### Aim of the exercise
Pull out every line below containing the word "Rebs".

### Data records
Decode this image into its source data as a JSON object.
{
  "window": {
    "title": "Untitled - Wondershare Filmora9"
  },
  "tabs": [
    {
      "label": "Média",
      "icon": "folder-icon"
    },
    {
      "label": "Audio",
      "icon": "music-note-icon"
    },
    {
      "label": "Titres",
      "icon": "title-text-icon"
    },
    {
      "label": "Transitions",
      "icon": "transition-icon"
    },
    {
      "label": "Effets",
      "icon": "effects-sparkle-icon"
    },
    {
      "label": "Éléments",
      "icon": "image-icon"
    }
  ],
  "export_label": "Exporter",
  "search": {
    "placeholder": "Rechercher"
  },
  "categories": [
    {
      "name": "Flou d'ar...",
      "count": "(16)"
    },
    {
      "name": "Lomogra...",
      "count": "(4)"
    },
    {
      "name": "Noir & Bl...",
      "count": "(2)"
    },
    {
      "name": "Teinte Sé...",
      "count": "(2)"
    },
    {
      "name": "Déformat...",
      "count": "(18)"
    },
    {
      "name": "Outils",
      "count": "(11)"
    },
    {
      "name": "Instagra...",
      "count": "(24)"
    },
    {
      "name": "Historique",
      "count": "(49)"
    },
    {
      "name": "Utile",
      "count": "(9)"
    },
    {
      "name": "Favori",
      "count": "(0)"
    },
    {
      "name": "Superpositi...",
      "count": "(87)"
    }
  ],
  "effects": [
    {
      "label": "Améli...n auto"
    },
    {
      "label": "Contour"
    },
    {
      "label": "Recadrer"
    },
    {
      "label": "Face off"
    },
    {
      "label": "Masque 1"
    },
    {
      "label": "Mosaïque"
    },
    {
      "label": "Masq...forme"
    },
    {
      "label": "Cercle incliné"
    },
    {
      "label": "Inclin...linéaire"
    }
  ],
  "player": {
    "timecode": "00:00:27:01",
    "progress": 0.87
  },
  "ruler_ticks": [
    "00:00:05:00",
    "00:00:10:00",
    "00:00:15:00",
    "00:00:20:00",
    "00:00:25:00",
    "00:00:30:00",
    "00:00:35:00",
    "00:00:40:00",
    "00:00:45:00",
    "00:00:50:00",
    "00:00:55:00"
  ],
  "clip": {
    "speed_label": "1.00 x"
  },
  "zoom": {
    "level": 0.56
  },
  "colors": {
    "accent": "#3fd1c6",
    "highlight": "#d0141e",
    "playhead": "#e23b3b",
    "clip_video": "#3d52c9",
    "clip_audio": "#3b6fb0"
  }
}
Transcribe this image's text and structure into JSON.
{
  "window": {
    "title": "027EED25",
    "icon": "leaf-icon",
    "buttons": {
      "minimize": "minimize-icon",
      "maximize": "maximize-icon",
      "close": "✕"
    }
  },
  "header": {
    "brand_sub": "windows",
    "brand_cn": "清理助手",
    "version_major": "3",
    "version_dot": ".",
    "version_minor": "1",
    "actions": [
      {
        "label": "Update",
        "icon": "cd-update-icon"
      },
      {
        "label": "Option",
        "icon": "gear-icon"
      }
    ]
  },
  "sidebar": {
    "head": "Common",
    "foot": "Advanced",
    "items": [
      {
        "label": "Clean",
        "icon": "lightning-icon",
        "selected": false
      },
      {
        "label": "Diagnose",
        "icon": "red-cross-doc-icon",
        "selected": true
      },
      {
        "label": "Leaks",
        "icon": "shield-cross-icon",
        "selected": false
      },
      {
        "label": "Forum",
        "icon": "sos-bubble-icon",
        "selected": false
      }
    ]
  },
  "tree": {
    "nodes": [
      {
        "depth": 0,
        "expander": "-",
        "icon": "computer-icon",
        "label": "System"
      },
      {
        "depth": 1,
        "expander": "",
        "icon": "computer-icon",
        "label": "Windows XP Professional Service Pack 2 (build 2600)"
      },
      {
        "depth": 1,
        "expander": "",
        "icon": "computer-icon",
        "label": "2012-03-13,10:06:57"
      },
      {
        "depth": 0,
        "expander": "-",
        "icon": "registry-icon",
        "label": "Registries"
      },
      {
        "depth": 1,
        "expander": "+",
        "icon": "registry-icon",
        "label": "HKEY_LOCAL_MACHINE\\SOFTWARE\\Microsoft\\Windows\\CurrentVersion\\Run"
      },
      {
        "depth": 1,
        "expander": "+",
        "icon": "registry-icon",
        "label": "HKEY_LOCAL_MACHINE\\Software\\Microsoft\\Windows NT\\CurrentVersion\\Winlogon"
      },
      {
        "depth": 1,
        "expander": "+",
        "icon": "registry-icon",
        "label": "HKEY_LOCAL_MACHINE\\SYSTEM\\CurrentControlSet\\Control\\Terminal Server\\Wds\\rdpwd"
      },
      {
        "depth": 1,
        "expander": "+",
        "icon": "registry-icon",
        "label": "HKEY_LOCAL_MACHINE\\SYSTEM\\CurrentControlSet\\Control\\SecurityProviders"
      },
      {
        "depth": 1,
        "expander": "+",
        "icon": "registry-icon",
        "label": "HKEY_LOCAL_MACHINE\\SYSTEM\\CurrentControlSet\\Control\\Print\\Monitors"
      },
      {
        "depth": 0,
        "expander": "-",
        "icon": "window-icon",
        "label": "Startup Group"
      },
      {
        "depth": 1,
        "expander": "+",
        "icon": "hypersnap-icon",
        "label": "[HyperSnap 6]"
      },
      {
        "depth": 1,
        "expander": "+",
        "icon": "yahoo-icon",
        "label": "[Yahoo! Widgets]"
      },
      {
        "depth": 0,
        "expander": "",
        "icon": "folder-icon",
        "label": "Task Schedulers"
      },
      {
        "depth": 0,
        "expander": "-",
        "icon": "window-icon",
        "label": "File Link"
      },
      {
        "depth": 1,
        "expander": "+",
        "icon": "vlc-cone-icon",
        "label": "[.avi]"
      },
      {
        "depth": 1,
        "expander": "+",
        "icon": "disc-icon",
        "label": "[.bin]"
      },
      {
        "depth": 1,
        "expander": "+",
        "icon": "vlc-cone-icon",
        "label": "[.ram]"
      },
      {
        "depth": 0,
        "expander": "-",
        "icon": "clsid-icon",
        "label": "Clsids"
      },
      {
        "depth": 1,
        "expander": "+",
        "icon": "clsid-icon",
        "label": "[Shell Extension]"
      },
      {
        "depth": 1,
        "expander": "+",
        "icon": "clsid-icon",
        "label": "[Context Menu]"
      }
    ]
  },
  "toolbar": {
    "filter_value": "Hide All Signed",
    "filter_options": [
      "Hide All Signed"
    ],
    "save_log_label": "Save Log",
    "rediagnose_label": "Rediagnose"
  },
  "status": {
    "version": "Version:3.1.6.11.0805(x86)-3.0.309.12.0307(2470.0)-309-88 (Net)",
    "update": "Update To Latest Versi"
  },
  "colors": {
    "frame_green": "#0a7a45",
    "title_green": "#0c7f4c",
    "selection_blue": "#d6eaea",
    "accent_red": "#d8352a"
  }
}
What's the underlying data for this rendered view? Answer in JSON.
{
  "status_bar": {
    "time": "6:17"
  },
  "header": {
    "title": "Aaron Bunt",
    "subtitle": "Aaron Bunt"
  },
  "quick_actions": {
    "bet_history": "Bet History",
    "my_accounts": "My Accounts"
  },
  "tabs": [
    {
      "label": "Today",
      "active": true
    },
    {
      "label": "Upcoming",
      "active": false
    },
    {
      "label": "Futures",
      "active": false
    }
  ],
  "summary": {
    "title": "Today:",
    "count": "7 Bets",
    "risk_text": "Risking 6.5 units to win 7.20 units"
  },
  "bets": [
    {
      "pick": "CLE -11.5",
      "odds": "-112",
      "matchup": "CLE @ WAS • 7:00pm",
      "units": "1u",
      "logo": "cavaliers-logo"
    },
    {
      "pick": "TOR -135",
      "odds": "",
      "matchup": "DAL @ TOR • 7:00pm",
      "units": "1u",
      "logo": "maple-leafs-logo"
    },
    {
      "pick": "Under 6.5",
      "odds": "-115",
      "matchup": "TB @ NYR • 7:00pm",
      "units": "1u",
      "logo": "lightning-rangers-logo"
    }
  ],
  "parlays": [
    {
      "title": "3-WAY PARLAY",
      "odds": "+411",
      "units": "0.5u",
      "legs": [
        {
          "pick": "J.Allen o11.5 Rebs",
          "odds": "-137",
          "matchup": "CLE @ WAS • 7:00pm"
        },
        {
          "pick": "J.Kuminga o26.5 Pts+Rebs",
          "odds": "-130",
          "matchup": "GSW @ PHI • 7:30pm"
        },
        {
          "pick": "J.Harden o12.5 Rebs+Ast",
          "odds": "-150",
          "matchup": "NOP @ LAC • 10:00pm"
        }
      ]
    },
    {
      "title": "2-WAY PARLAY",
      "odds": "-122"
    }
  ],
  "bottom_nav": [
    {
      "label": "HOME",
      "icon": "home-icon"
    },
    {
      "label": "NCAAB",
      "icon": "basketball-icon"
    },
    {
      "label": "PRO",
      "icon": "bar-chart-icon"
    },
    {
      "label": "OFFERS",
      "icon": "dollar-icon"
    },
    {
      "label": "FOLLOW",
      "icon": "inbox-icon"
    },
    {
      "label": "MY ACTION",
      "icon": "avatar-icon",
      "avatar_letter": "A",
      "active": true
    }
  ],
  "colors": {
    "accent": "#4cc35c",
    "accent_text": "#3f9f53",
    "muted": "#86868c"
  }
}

### Written solution
          "pick": "J.Allen o11.5 Rebs",
          "pick": "J.Kuminga o26.5 Pts+Rebs",
          "pick": "J.Harden o12.5 Rebs+Ast",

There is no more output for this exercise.